You’re probably aware that if you’re in business as a sole trader or a member of a partnership and your expenses outweigh your income, the tax rules allow you to use the loss, i.e. the excess expenses, to reduce tax you’ve paid on your other income. The rules for tax relief are especially generous where the loss arises in the early years of a startup business. However, where you run your business through a company and personally incur expenses, whether in the early years of trade or later, the tax position is far more restrictive.
Although the legislation includes rules for allowing tax relief for “employment losses”, the term is misleading. According to HMRC, employment losses aren’t, as you might expect, the result of job-related expenses exceeding your salary etc. The most common situation where an employment loss arises is where you receive income, e.g. a bonus, which subsequently becomes wholly or partly repayable.
Example. David forms a company, ABC Ltd, and is the main shareholder and director. He incurs various expenses in travelling and meeting potential customers etc. as well as paying for goods and services ABC Ltd needs to get up and running. This leaves David personally out of pocket. While he’s made a financial loss, he cannot use this to reduce tax on his other income.
Trap. The law only allows job-related expenses incurred by directors and employees to reduce the amount of employment income on which they are taxed. In other words, once income has been reduced to zero no further tax relief is allowed.
Tip. The expenses can be treated as a credit to the director’s loan account (DLA). This means they can draw the money without triggering tax or NI. However, you need to be careful with the bookkeeping entries and paperwork to ensure both the director and the company receive the correct tax relief.
Expenses or director’s loan account
We’ve seen many cases where expenses personally incurred by a director, especially in a company startup, have been credited to the DLA. Later, when the company can afford to, it repays the debt by settling a personal bill for the director. To summarise, the director incurs an expense for the company; it treats this as a loan which it later repays. All seems square, but in reality HMRC has just got away without giving tax relief for business expenses.
Trap. The lending and repayment through a DLA does not show in a company’s profit and loss account. What started as a business expense personally incurred by the director on behalf of their company, which of course should show as a deduction from its profit, has lost its character to become a loan repayment with no effect on profit.

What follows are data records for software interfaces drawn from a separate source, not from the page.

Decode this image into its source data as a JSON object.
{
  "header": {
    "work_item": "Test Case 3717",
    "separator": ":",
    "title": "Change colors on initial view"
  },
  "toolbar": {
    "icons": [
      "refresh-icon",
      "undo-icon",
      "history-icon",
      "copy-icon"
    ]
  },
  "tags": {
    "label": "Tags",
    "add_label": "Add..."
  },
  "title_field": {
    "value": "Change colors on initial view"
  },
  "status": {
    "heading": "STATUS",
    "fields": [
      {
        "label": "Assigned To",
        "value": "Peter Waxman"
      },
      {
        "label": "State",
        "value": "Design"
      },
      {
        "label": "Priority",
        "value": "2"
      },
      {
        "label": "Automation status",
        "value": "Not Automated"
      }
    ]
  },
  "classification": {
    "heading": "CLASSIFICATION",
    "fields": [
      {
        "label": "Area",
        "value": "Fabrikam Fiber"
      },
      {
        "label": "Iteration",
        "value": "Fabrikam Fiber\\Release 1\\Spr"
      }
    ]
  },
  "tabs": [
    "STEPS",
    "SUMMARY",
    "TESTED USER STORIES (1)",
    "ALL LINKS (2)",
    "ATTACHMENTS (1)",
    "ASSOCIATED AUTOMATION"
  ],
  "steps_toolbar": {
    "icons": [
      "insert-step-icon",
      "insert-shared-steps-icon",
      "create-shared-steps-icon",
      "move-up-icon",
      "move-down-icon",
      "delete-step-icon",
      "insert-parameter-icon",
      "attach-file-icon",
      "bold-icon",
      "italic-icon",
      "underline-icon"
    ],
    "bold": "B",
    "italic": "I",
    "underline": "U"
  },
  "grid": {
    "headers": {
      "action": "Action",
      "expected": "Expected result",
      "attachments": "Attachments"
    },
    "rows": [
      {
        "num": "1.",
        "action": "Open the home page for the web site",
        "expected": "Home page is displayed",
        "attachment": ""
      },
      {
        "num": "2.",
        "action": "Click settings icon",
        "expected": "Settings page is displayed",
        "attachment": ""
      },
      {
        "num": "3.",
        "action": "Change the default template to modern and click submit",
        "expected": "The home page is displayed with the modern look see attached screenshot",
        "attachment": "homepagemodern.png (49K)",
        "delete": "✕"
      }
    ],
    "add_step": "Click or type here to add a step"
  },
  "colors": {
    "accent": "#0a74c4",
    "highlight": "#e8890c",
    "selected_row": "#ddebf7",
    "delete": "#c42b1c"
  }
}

Tip. Even if a company cannot afford to reimburse a director for an expense, they should include it on an expenses claim. This ensures the bookkeeper records the transaction as a deduction from profit as well as a credit to the DLA.